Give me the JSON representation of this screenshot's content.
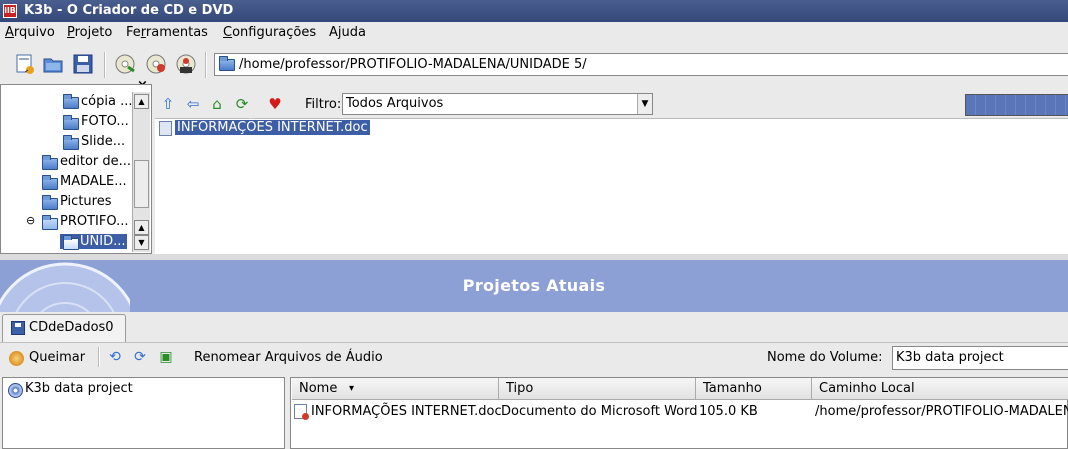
{
  "window": {
    "title": "K3b - O Criador de CD e DVD",
    "app_icon_text": "llB"
  },
  "menubar": [
    {
      "label": "Arquivo",
      "underline": 0
    },
    {
      "label": "Projeto",
      "underline": 0
    },
    {
      "label": "Ferramentas",
      "underline": 2
    },
    {
      "label": "Configurações",
      "underline": 0
    },
    {
      "label": "Ajuda",
      "underline": 1
    }
  ],
  "toolbar": {
    "path": "/home/professor/PROTIFOLIO-MADALENA/UNIDADE 5/",
    "icons": [
      "new-project-icon",
      "open-project-icon",
      "save-project-icon",
      "copy-cd-icon",
      "burn-cd-image-icon",
      "burn-dvd-image-icon"
    ]
  },
  "tree": {
    "close_glyph": "×",
    "items": [
      {
        "label": "cópia ...",
        "indent": 3
      },
      {
        "label": "FOTO...",
        "indent": 3
      },
      {
        "label": "Slide...",
        "indent": 3
      },
      {
        "label": "editor de...",
        "indent": 2
      },
      {
        "label": "MADALE...",
        "indent": 2
      },
      {
        "label": "Pictures",
        "indent": 2
      },
      {
        "label": "PROTIFO...",
        "indent": 2,
        "expanded": true,
        "expander": "⊖"
      },
      {
        "label": "UNID...",
        "indent": 3,
        "selected": true
      }
    ]
  },
  "filebrowser": {
    "nav_icons": [
      "up-arrow-icon",
      "back-arrow-icon",
      "home-icon",
      "reload-icon",
      "bookmark-heart-icon"
    ],
    "filter_label": "Filtro:",
    "filter_value": "Todos Arquivos",
    "files": [
      {
        "name": "INFORMAÇÕES INTERNET.doc",
        "selected": true
      }
    ]
  },
  "projects": {
    "header_title": "Projetos Atuais",
    "tab_label": "CDdeDados0",
    "burn_label": "Queimar",
    "rename_audio_label": "Renomear Arquivos de Áudio",
    "volume_label": "Nome do Volume:",
    "volume_value": "K3b data project",
    "root_label": "K3b data project",
    "columns": [
      "Nome",
      "Tipo",
      "Tamanho",
      "Caminho Local"
    ],
    "sort_indicator": "▾",
    "rows": [
      {
        "name": "INFORMAÇÕES INTERNET.doc",
        "type": "Documento do Microsoft Word",
        "size": "105.0 KB",
        "path": "/home/professor/PROTIFOLIO-MADALENA/"
      }
    ]
  },
  "colors": {
    "title_bar": "#3d5283",
    "selection": "#3d5ea6",
    "project_header": "#8ca0d6"
  }
}
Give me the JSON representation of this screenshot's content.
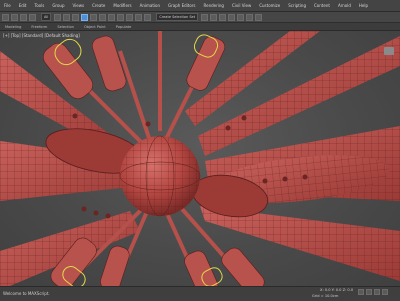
{
  "menu": {
    "items": [
      "File",
      "Edit",
      "Tools",
      "Group",
      "Views",
      "Create",
      "Modifiers",
      "Animation",
      "Graph Editors",
      "Rendering",
      "Civil View",
      "Customize",
      "Scripting",
      "Content",
      "Arnold",
      "Help"
    ]
  },
  "toolbar": {
    "selection_filter": "All",
    "selection_set": "Create Selection Set",
    "active_tool_icon": "select-move-icon"
  },
  "ribbon": {
    "tabs": [
      "Modeling",
      "Freeform",
      "Selection",
      "Object Paint",
      "Populate"
    ]
  },
  "viewport": {
    "label": "[+] [Top] [Standard] [Default Shading]",
    "model_color": "#c0534f",
    "highlight_color": "#e3d84a"
  },
  "status": {
    "left_text": "Welcome to MAXScript.",
    "coords": "X: 0.0  Y: 0.0  Z: 0.0",
    "grid": "Grid = 10.0cm",
    "add_time_tag": "Add Time Tag"
  }
}
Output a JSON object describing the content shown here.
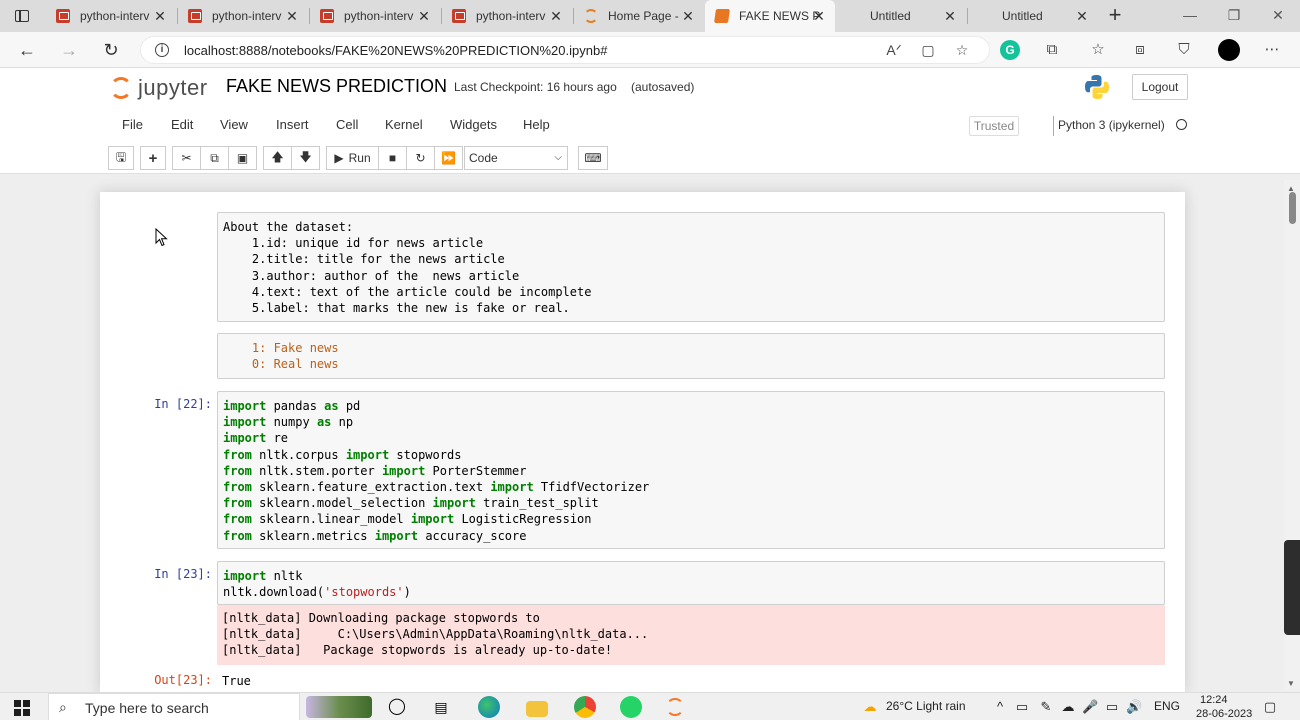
{
  "browser": {
    "tabs": [
      {
        "title": "python-interv",
        "icon": "pdf-icon",
        "active": false
      },
      {
        "title": "python-interv",
        "icon": "pdf-icon",
        "active": false
      },
      {
        "title": "python-interv",
        "icon": "pdf-icon",
        "active": false
      },
      {
        "title": "python-interv",
        "icon": "pdf-icon",
        "active": false
      },
      {
        "title": "Home Page - ",
        "icon": "jupyter-icon",
        "active": false
      },
      {
        "title": "FAKE NEWS P",
        "icon": "book-icon",
        "active": true
      },
      {
        "title": "Untitled",
        "icon": "none",
        "active": false
      },
      {
        "title": "Untitled",
        "icon": "none",
        "active": false
      }
    ],
    "url": "localhost:8888/notebooks/FAKE%20NEWS%20PREDICTION%20.ipynb#"
  },
  "jupyter": {
    "logo_text": "jupyter",
    "notebook_name": "FAKE NEWS PREDICTION",
    "checkpoint": "Last Checkpoint: 16 hours ago",
    "autosave": "(autosaved)",
    "logout": "Logout",
    "menu": [
      "File",
      "Edit",
      "View",
      "Insert",
      "Cell",
      "Kernel",
      "Widgets",
      "Help"
    ],
    "trusted": "Trusted",
    "kernel": "Python 3 (ipykernel)",
    "toolbar": {
      "run_label": "Run",
      "cell_type": "Code"
    }
  },
  "cells": {
    "markdown1": {
      "lines": [
        "About the dataset:",
        "    1.id: unique id for news article",
        "    2.title: title for the news article",
        "    3.author: author of the  news article",
        "    4.text: text of the article could be incomplete",
        "    5.label: that marks the new is fake or real."
      ]
    },
    "markdown2": {
      "lines": [
        "    1: Fake news",
        "    0: Real news"
      ]
    },
    "code22": {
      "prompt": "In [22]:"
    },
    "code23": {
      "prompt": "In [23]:",
      "stderr": [
        "[nltk_data] Downloading package stopwords to",
        "[nltk_data]     C:\\Users\\Admin\\AppData\\Roaming\\nltk_data...",
        "[nltk_data]   Package stopwords is already up-to-date!"
      ],
      "out_prompt": "Out[23]:",
      "out_value": "True"
    }
  },
  "taskbar": {
    "search_placeholder": "Type here to search",
    "weather": "26°C  Light rain",
    "language": "ENG",
    "time": "12:24",
    "date": "28-06-2023"
  }
}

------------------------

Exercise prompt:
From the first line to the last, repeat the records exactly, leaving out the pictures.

Completed exercise:
Give me the JSON representation of this screenshot's content.
{
  "window": {
    "title": "K3b - O Criador de CD e DVD",
    "app_icon_text": "llB"
  },
  "menubar": [
    {
      "label": "Arquivo",
      "underline": 0
    },
    {
      "label": "Projeto",
      "underline": 0
    },
    {
      "label": "Ferramentas",
      "underline": 2
    },
    {
      "label": "Configurações",
      "underline": 0
    },
    {
      "label": "Ajuda",
      "underline": 1
    }
  ],
  "toolbar": {
    "path": "/home/professor/PROTIFOLIO-MADALENA/UNIDADE 5/",
    "icons": [
      "new-project-icon",
      "open-project-icon",
      "save-project-icon",
      "copy-cd-icon",
      "burn-cd-image-icon",
      "burn-dvd-image-icon"
    ]
  },
  "tree": {
    "close_glyph": "×",
    "items": [
      {
        "label": "cópia ...",
        "indent": 3
      },
      {
        "label": "FOTO...",
        "indent": 3
      },
      {
        "label": "Slide...",
        "indent": 3
      },
      {
        "label": "editor de...",
        "indent": 2
      },
      {
        "label": "MADALE...",
        "indent": 2
      },
      {
        "label": "Pictures",
        "indent": 2
      },
      {
        "label": "PROTIFO...",
        "indent": 2,
        "expanded": true,
        "expander": "⊖"
      },
      {
        "label": "UNID...",
        "indent": 3,
        "selected": true
      }
    ]
  },
  "filebrowser": {
    "nav_icons": [
      "up-arrow-icon",
      "back-arrow-icon",
      "home-icon",
      "reload-icon",
      "bookmark-heart-icon"
    ],
    "filter_label": "Filtro:",
    "filter_value": "Todos Arquivos",
    "files": [
      {
        "name": "INFORMAÇÕES INTERNET.doc",
        "selected": true
      }
    ]
  },
  "projects": {
    "header_title": "Projetos Atuais",
    "tab_label": "CDdeDados0",
    "burn_label": "Queimar",
    "rename_audio_label": "Renomear Arquivos de Áudio",
    "volume_label": "Nome do Volume:",
    "volume_value": "K3b data project",
    "root_label": "K3b data project",
    "columns": [
      "Nome",
      "Tipo",
      "Tamanho",
      "Caminho Local"
    ],
    "sort_indicator": "▾",
    "rows": [
      {
        "name": "INFORMAÇÕES INTERNET.doc",
        "type": "Documento do Microsoft Word",
        "size": "105.0 KB",
        "path": "/home/professor/PROTIFOLIO-MADALENA/"
      }
    ]
  },
  "colors": {
    "title_bar": "#3d5283",
    "selection": "#3d5ea6",
    "project_header": "#8ca0d6"
  }
}
Give me the JSON representation of this screenshot's content.
{
  "menu": {
    "items": [
      "File",
      "Edit",
      "Tools",
      "Group",
      "Views",
      "Create",
      "Modifiers",
      "Animation",
      "Graph Editors",
      "Rendering",
      "Civil View",
      "Customize",
      "Scripting",
      "Content",
      "Arnold",
      "Help"
    ]
  },
  "toolbar": {
    "selection_filter": "All",
    "selection_set": "Create Selection Set",
    "active_tool_icon": "select-move-icon"
  },
  "ribbon": {
    "tabs": [
      "Modeling",
      "Freeform",
      "Selection",
      "Object Paint",
      "Populate"
    ]
  },
  "viewport": {
    "label": "[+] [Top] [Standard] [Default Shading]",
    "model_color": "#c0534f",
    "highlight_color": "#e3d84a"
  },
  "status": {
    "left_text": "Welcome to MAXScript.",
    "coords": "X: 0.0  Y: 0.0  Z: 0.0",
    "grid": "Grid = 10.0cm",
    "add_time_tag": "Add Time Tag"
  }
}
Output a JSON object describing the content shown here.
{
  "browser": {
    "tabs": [
      {
        "title": "python-interv",
        "icon": "pdf-icon",
        "active": false
      },
      {
        "title": "python-interv",
        "icon": "pdf-icon",
        "active": false
      },
      {
        "title": "python-interv",
        "icon": "pdf-icon",
        "active": false
      },
      {
        "title": "python-interv",
        "icon": "pdf-icon",
        "active": false
      },
      {
        "title": "Home Page - ",
        "icon": "jupyter-icon",
        "active": false
      },
      {
        "title": "FAKE NEWS P",
        "icon": "book-icon",
        "active": true
      },
      {
        "title": "Untitled",
        "icon": "none",
        "active": false
      },
      {
        "title": "Untitled",
        "icon": "none",
        "active": false
      }
    ],
    "url": "localhost:8888/notebooks/FAKE%20NEWS%20PREDICTION%20.ipynb#"
  },
  "jupyter": {
    "logo_text": "jupyter",
    "notebook_name": "FAKE NEWS PREDICTION",
    "checkpoint": "Last Checkpoint: 16 hours ago",
    "autosave": "(autosaved)",
    "logout": "Logout",
    "menu": [
      "File",
      "Edit",
      "View",
      "Insert",
      "Cell",
      "Kernel",
      "Widgets",
      "Help"
    ],
    "trusted": "Trusted",
    "kernel": "Python 3 (ipykernel)",
    "toolbar": {
      "run_label": "Run",
      "cell_type": "Code"
    }
  },
  "cells": {
    "markdown1": {
      "lines": [
        "About the dataset:",
        "    1.id: unique id for news article",
        "    2.title: title for the news article",
        "    3.author: author of the  news article",
        "    4.text: text of the article could be incomplete",
        "    5.label: that marks the new is fake or real."
      ]
    },
    "markdown2": {
      "lines": [
        "    1: Fake news",
        "    0: Real news"
      ]
    },
    "code22": {
      "prompt": "In [22]:"
    },
    "code23": {
      "prompt": "In [23]:",
      "stderr": [
        "[nltk_data] Downloading package stopwords to",
        "[nltk_data]     C:\\Users\\Admin\\AppData\\Roaming\\nltk_data...",
        "[nltk_data]   Package stopwords is already up-to-date!"
      ],
      "out_prompt": "Out[23]:",
      "out_value": "True"
    }
  },
  "taskbar": {
    "search_placeholder": "Type here to search",
    "weather": "26°C  Light rain",
    "language": "ENG",
    "time": "12:24",
    "date": "28-06-2023"
  }
}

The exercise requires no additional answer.